## PROBLEM TO SOLVE
Reproduce every record verbatim but drop the pictures.

## DATA RECORDS
++++++++++++++++++++

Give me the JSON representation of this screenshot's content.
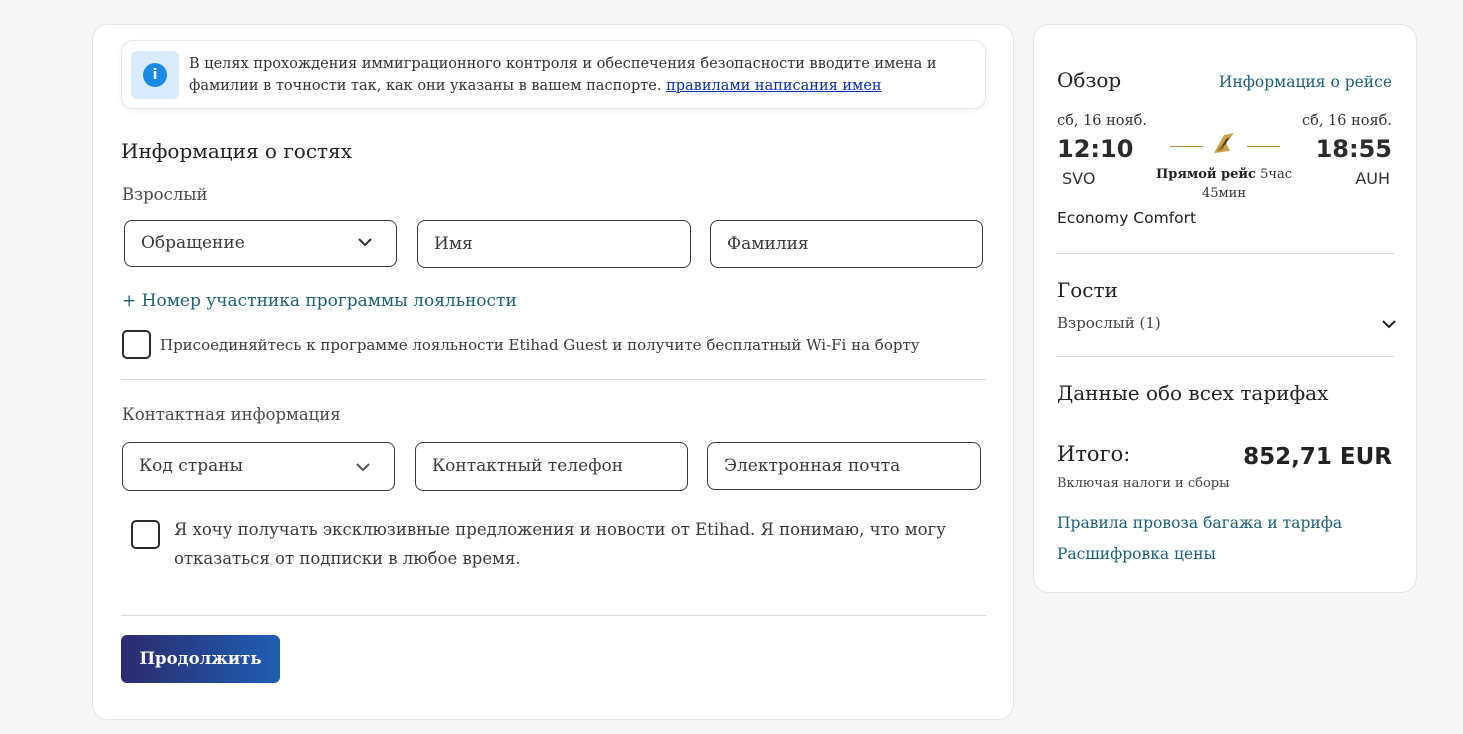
{
  "notice": {
    "icon": "info-icon",
    "text": "В целях прохождения иммиграционного контроля и обеспечения безопасности вводите имена и фамилии в точности так, как они указаны в вашем паспорте. ",
    "link": "правилами написания имен"
  },
  "guests_section": {
    "title": "Информация о гостях",
    "adult_label": "Взрослый",
    "title_select_placeholder": "Обращение",
    "first_name_placeholder": "Имя",
    "last_name_placeholder": "Фамилия",
    "loyalty_link": "+ Номер участника программы лояльности",
    "join_checkbox_label": "Присоединяйтесь к программе лояльности Etihad Guest и получите бесплатный Wi-Fi на борту"
  },
  "contact_section": {
    "title": "Контактная информация",
    "country_code_placeholder": "Код страны",
    "phone_placeholder": "Контактный телефон",
    "email_placeholder": "Электронная почта",
    "optin_label": "Я хочу получать эксклюзивные предложения и новости от Etihad. Я понимаю, что могу отказаться от подписки в любое время."
  },
  "continue_button": "Продолжить",
  "summary": {
    "title": "Обзор",
    "flight_info_link": "Информация о рейсе",
    "departure": {
      "date": "сб, 16 нояб.",
      "time": "12:10",
      "airport": "SVO"
    },
    "arrival": {
      "date": "сб, 16 нояб.",
      "time": "18:55",
      "airport": "AUH"
    },
    "direct_label": "Прямой рейс",
    "duration_hours": "5час",
    "duration_minutes": "45мин",
    "cabin": "Economy Comfort",
    "guests_title": "Гости",
    "guests_value": "Взрослый (1)",
    "fares_title": "Данные обо всех тарифах",
    "total_label": "Итого:",
    "total_value": "852,71 EUR",
    "tax_note": "Включая налоги и сборы",
    "baggage_link": "Правила провоза багажа и тарифа",
    "price_breakdown_link": "Расшифровка цены"
  },
  "colors": {
    "accent_link": "#1c5f7a",
    "button_gradient_start": "#2c2a6e",
    "button_gradient_end": "#1f5fb4",
    "info_icon": "#1b8ae6",
    "gold_line": "#b08d3a"
  }
}
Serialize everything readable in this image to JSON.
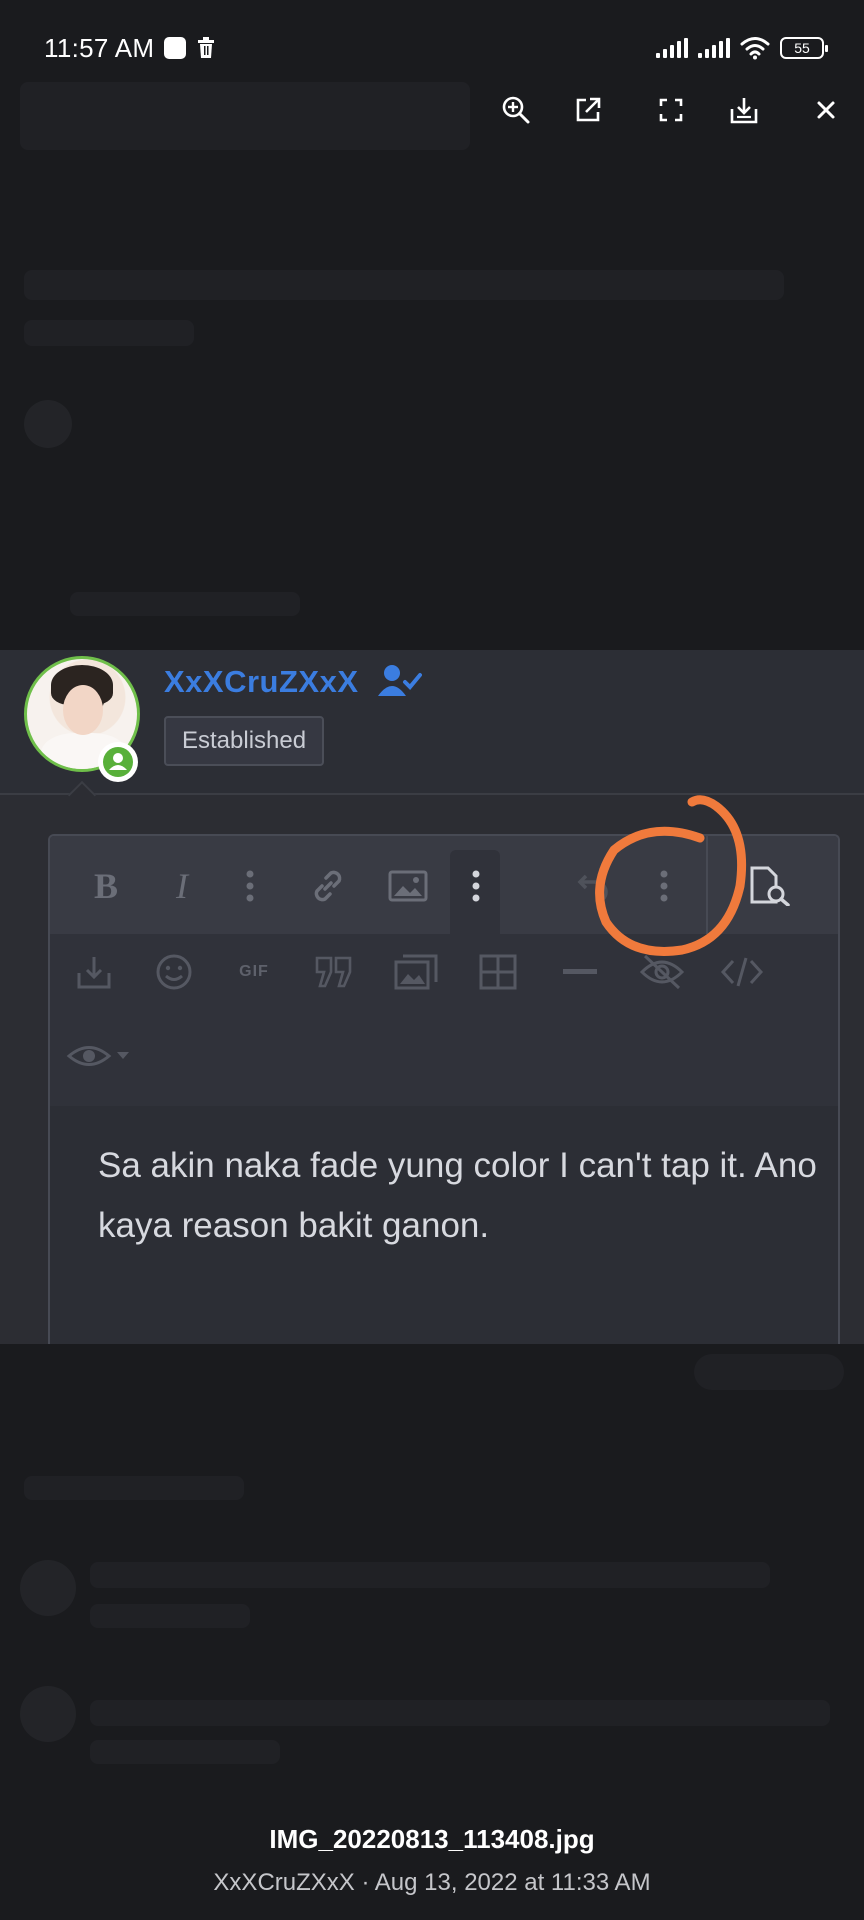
{
  "status_bar": {
    "time": "11:57 AM",
    "battery": "55"
  },
  "viewer_toolbar": {
    "icons": [
      "zoom-in-icon",
      "open-external-icon",
      "fullscreen-icon",
      "download-icon",
      "close-icon"
    ]
  },
  "post": {
    "username": "XxXCruZXxX",
    "rank": "Established",
    "accent_color": "#3b7de0",
    "online_color": "#58b03a",
    "editor_text": "Sa akin naka fade yung color I can't tap it. Ano kaya reason bakit ganon.",
    "toolbar_row1": [
      "B",
      "I"
    ],
    "gif_label": "GIF"
  },
  "annotation": {
    "color": "#f07a3c"
  },
  "caption": {
    "file_name": "IMG_20220813_113408.jpg",
    "meta": "XxXCruZXxX · Aug 13, 2022 at 11:33 AM"
  }
}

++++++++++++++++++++

## WRITTEN ANSWER
Give me the JSON representation of this screenshot's content.
{
  "notice": {
    "icon": "info-icon",
    "text": "В целях прохождения иммиграционного контроля и обеспечения безопасности вводите имена и фамилии в точности так, как они указаны в вашем паспорте. ",
    "link": "правилами написания имен"
  },
  "guests_section": {
    "title": "Информация о гостях",
    "adult_label": "Взрослый",
    "title_select_placeholder": "Обращение",
    "first_name_placeholder": "Имя",
    "last_name_placeholder": "Фамилия",
    "loyalty_link": "+ Номер участника программы лояльности",
    "join_checkbox_label": "Присоединяйтесь к программе лояльности Etihad Guest и получите бесплатный Wi-Fi на борту"
  },
  "contact_section": {
    "title": "Контактная информация",
    "country_code_placeholder": "Код страны",
    "phone_placeholder": "Контактный телефон",
    "email_placeholder": "Электронная почта",
    "optin_label": "Я хочу получать эксклюзивные предложения и новости от Etihad. Я понимаю, что могу отказаться от подписки в любое время."
  },
  "continue_button": "Продолжить",
  "summary": {
    "title": "Обзор",
    "flight_info_link": "Информация о рейсе",
    "departure": {
      "date": "сб, 16 нояб.",
      "time": "12:10",
      "airport": "SVO"
    },
    "arrival": {
      "date": "сб, 16 нояб.",
      "time": "18:55",
      "airport": "AUH"
    },
    "direct_label": "Прямой рейс",
    "duration_hours": "5час",
    "duration_minutes": "45мин",
    "cabin": "Economy Comfort",
    "guests_title": "Гости",
    "guests_value": "Взрослый (1)",
    "fares_title": "Данные обо всех тарифах",
    "total_label": "Итого:",
    "total_value": "852,71 EUR",
    "tax_note": "Включая налоги и сборы",
    "baggage_link": "Правила провоза багажа и тарифа",
    "price_breakdown_link": "Расшифровка цены"
  },
  "colors": {
    "accent_link": "#1c5f7a",
    "button_gradient_start": "#2c2a6e",
    "button_gradient_end": "#1f5fb4",
    "info_icon": "#1b8ae6",
    "gold_line": "#b08d3a"
  }
}
Serialize everything readable in this image to JSON.
{
  "status_bar": {
    "time": "11:57 AM",
    "battery": "55"
  },
  "viewer_toolbar": {
    "icons": [
      "zoom-in-icon",
      "open-external-icon",
      "fullscreen-icon",
      "download-icon",
      "close-icon"
    ]
  },
  "post": {
    "username": "XxXCruZXxX",
    "rank": "Established",
    "accent_color": "#3b7de0",
    "online_color": "#58b03a",
    "editor_text": "Sa akin naka fade yung color I can't tap it. Ano kaya reason bakit ganon.",
    "toolbar_row1": [
      "B",
      "I"
    ],
    "gif_label": "GIF"
  },
  "annotation": {
    "color": "#f07a3c"
  },
  "caption": {
    "file_name": "IMG_20220813_113408.jpg",
    "meta": "XxXCruZXxX · Aug 13, 2022 at 11:33 AM"
  }
}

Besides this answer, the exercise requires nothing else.